WHAT YOU WILL DO — Within the data below, copy each line where the string "name" is found.

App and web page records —
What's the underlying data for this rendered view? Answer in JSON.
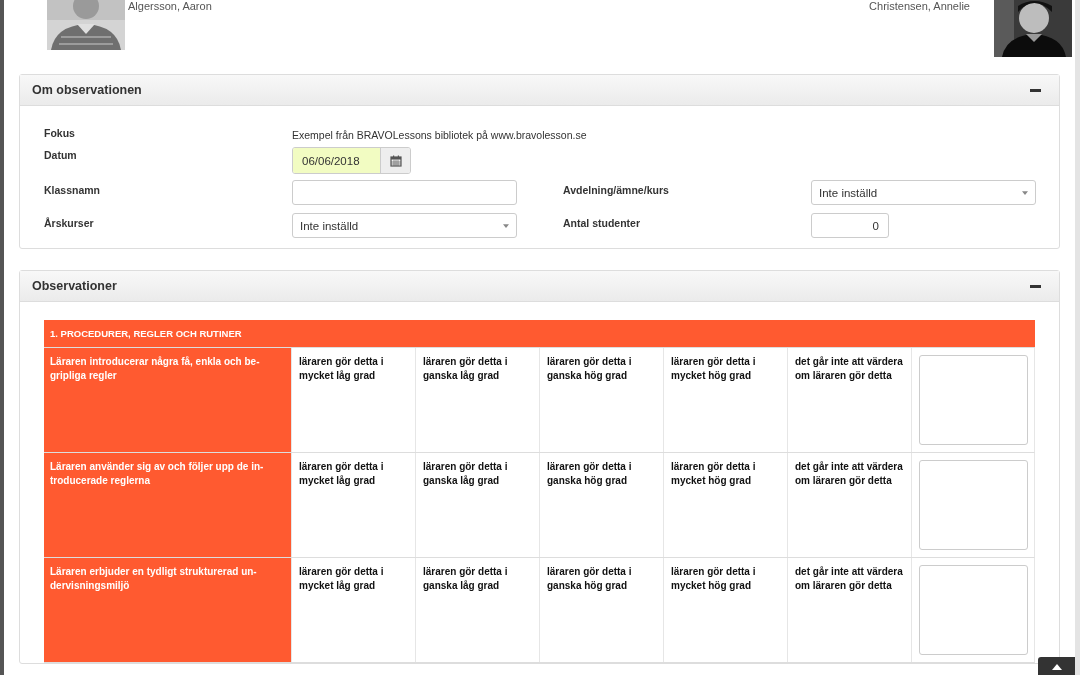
{
  "observed": {
    "name": "Algersson, Aaron"
  },
  "observer": {
    "name": "Christensen, Annelie"
  },
  "about": {
    "title": "Om observationen",
    "expanded": true,
    "rows": [
      [
        {
          "label": "Fokus",
          "kind": "text",
          "value": "Exempel från BRAVOLessons bibliotek på www.bravolesson.se"
        }
      ],
      [
        {
          "label": "Datum",
          "kind": "date",
          "value": "06/06/2018"
        }
      ],
      [
        {
          "label": "Klassnamn",
          "kind": "input"
        },
        {
          "label": "Avdelning/ämne/kurs",
          "kind": "select",
          "value": "Inte inställd"
        }
      ],
      [
        {
          "label": "Årskurser",
          "kind": "select",
          "value": "Inte inställd"
        },
        {
          "label": "Antal studenter",
          "kind": "number",
          "value": "0"
        }
      ]
    ]
  },
  "observations": {
    "title": "Observationer",
    "expanded": true,
    "category": "1. PROCEDURER, REGLER OCH RUTINER",
    "items": [
      {
        "statement": "Läraren introducerar några få, enkla och be-gripliga regler",
        "options": [
          "läraren gör detta i mycket låg grad",
          "läraren gör detta i ganska låg grad",
          "läraren gör detta i ganska hög grad",
          "läraren gör detta i mycket hög grad",
          "det går inte att värdera om läraren gör detta"
        ]
      },
      {
        "statement": "Läraren använder sig av och följer upp de in-troducerade reglerna",
        "options": [
          "läraren gör detta i mycket låg grad",
          "läraren gör detta i ganska låg grad",
          "läraren gör detta i ganska hög grad",
          "läraren gör detta i mycket hög grad",
          "det går inte att värdera om läraren gör detta"
        ]
      },
      {
        "statement": "Läraren erbjuder en tydligt strukturerad un-dervisningsmiljö",
        "options": [
          "läraren gör detta i mycket låg grad",
          "läraren gör detta i ganska låg grad",
          "läraren gör detta i ganska hög grad",
          "läraren gör detta i mycket hög grad",
          "det går inte att värdera om läraren gör detta"
        ]
      }
    ]
  }
}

REPLY —
    "name": "Algersson, Aaron"
    "name": "Christensen, Annelie"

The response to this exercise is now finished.